Back in Chapter 21 we said there are two kinds of terms, constants and variables.

Constants, or names, always refer to the same object. Once we start using p for Pia, we can’t later use it for Peter.

Variables: x, y, z, u, v, w

Variables aren’t like that. They aren’t assigned a specific interpretation. Instead, they are like pronouns.

For example, think “it” when you see x, y or z.

Cat(x) means “it is a cat”.

When we want different instances of “it” to pick out the same object, we need to use the same variable.

There’s an important difference between variables in FOL and “it” in English, though.

In English we can use context to indicate what we are talking about, like pointing to an animal when saying “it is a dog”.

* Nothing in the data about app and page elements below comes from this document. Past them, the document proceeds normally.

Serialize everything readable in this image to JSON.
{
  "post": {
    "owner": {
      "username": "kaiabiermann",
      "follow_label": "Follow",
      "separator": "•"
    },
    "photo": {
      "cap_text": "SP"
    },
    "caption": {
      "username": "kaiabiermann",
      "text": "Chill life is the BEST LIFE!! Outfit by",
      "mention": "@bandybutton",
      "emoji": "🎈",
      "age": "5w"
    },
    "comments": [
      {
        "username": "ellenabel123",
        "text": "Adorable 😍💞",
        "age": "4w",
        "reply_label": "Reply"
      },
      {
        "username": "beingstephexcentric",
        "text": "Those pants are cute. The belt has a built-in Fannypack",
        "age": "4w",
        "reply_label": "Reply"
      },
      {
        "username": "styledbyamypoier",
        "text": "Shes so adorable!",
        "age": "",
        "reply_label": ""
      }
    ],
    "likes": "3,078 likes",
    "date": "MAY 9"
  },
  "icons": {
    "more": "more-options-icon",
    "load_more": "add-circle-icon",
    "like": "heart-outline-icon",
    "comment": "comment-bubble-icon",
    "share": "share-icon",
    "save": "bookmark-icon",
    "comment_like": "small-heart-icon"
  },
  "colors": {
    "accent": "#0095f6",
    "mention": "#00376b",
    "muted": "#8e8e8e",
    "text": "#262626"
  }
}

“It is a dog” is true, then, if I’m pointing at a dog.

Dog(x) alone is neither true nor false. It doesn’t have a truth value.

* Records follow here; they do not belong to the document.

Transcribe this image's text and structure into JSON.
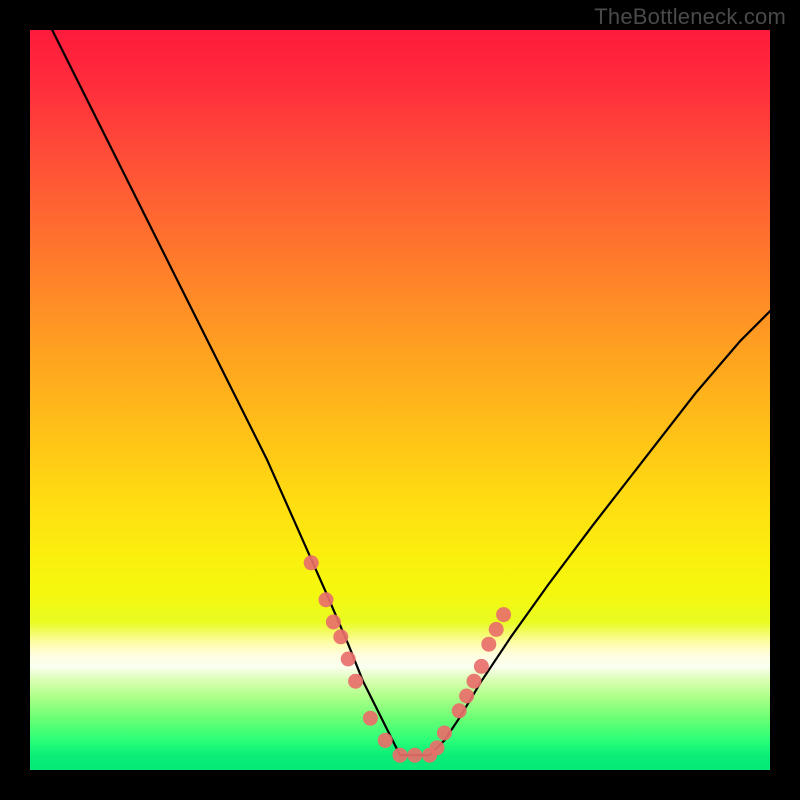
{
  "watermark": "TheBottleneck.com",
  "chart_data": {
    "type": "line",
    "title": "",
    "xlabel": "",
    "ylabel": "",
    "xlim": [
      0,
      100
    ],
    "ylim": [
      0,
      100
    ],
    "grid": false,
    "legend": false,
    "series": [
      {
        "name": "curve",
        "x": [
          3,
          8,
          14,
          20,
          26,
          32,
          36,
          40,
          43,
          45,
          47,
          49,
          50,
          52,
          54,
          56,
          58,
          61,
          65,
          70,
          76,
          83,
          90,
          96,
          100
        ],
        "y": [
          100,
          90,
          78,
          66,
          54,
          42,
          33,
          24,
          17,
          12,
          8,
          4,
          2,
          2,
          2,
          4,
          7,
          12,
          18,
          25,
          33,
          42,
          51,
          58,
          62
        ]
      }
    ],
    "markers": {
      "name": "cluster-points",
      "comment": "Salmon dot cluster near the valley of the curve",
      "x": [
        38,
        40,
        41,
        42,
        43,
        44,
        46,
        48,
        50,
        52,
        54,
        55,
        56,
        58,
        59,
        60,
        61,
        62,
        63,
        64
      ],
      "y": [
        28,
        23,
        20,
        18,
        15,
        12,
        7,
        4,
        2,
        2,
        2,
        3,
        5,
        8,
        10,
        12,
        14,
        17,
        19,
        21
      ]
    },
    "background_gradient": {
      "direction": "vertical",
      "stops": [
        {
          "pos": 0.0,
          "color": "#ff1a3c"
        },
        {
          "pos": 0.35,
          "color": "#ff8728"
        },
        {
          "pos": 0.7,
          "color": "#fced0e"
        },
        {
          "pos": 0.85,
          "color": "#fffde0"
        },
        {
          "pos": 1.0,
          "color": "#05e877"
        }
      ]
    }
  }
}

FOL is not like that. Dog(x) alone is neither true nor false. It doesn’t have a truth value.

What the variable x is like, then, is the word “it” when it isn’t used to refer to a specific thing. x is an abstract “it” that doesn’t yet have anything it refers to.

If I say “it is a dog”, but I don’t give or even intend to give “it” a specific meaning, then I haven’t yet even made a claim about the world that could be true or false.

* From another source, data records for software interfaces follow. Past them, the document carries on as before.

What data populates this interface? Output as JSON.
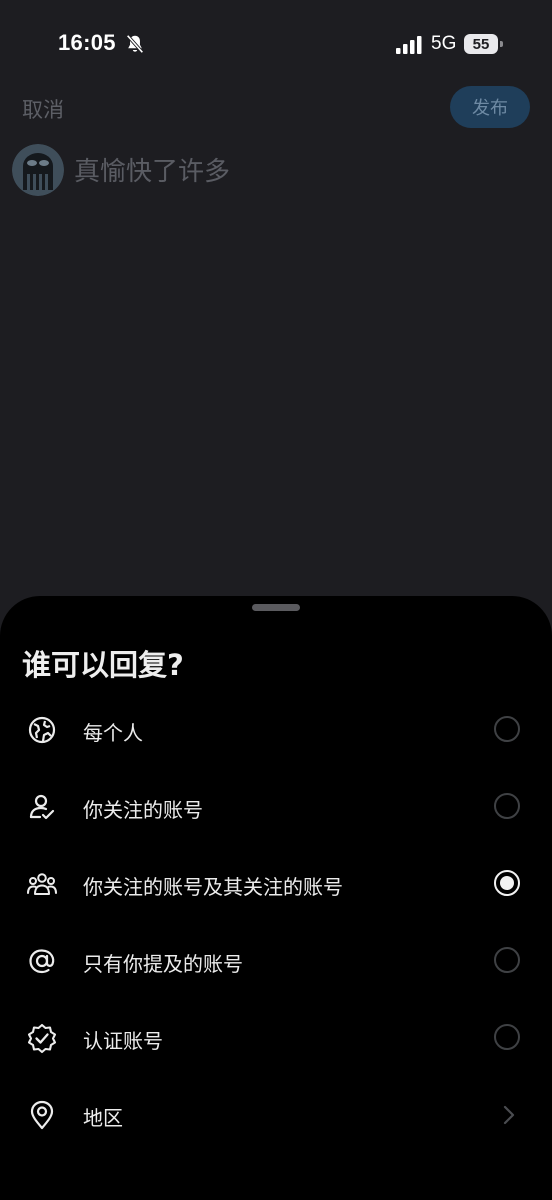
{
  "status_bar": {
    "time": "16:05",
    "network": "5G",
    "battery": "55"
  },
  "compose": {
    "cancel_label": "取消",
    "post_label": "发布",
    "text": "真愉快了许多"
  },
  "reply_sheet": {
    "title": "谁可以回复?",
    "options": [
      {
        "label": "每个人",
        "icon": "globe-icon",
        "selected": false
      },
      {
        "label": "你关注的账号",
        "icon": "user-check-icon",
        "selected": false
      },
      {
        "label": "你关注的账号及其关注的账号",
        "icon": "users-icon",
        "selected": true
      },
      {
        "label": "只有你提及的账号",
        "icon": "at-icon",
        "selected": false
      },
      {
        "label": "认证账号",
        "icon": "verified-badge-icon",
        "selected": false
      },
      {
        "label": "地区",
        "icon": "location-pin-icon",
        "selected": false
      }
    ]
  },
  "colors": {
    "background": "#1d1d21",
    "sheet": "#000000",
    "post_button": "#1f3e5a"
  }
}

That is what variables are like.

And that is why variables need quantifiers: once we connect a variable to a quantifier, then we can make specific claims that are true or false.

When a quantifier connects with a variable, like Ex or Ax, we say it binds the variable.

“Ex” binds every occurrence of x inside the scope of the quantifier.

But quantifiers are like negation: they always have narrow scope, unless parentheses make it wider.

So in the formula

ExCat(x)vDog(x)

The E binds the x in Cat(x), but it does not bind the x in Dog(x).

When a variable is not bound, it is free.

Instead of parentheses, we also could have used a second quantifier to bind the x in Dog(x).

We can use the variable x for both the cat and the dog because the scope of the quantifiers is distinct.

The reason we have different variables, like x, y and z, is because often we will have quantifiers with overlapping scope, like this:

ExEy(Cat(x)&Dog(y)&Likes(x,y))

Let’s unpack that sentence: the wide scope quantifier, Ex, binds all the xs in the sentence. Those xs say that x is a cat and that x likes y. Since those xs are bound by the same quantifier, that means that they refer to the same thing: the cat likes y.

The other quantifier, Ey, binds all of the ys in the sentence (because of the parentheses it has wide scope over all the predicates). They say that y is a dog and is liked by the cat.

Notice that we need to different variables, x and y, here, because we don’t want to say that one object is the cat and the dog.

So in themselves, each different variable, x, y, z, does not have any meaning.

ExCat(x) and EyCat(y) both say the same thing: something is a cat, or there is a cat.

We will have you always use x just for simplicity, and we will use y, z, etc., only if we need them.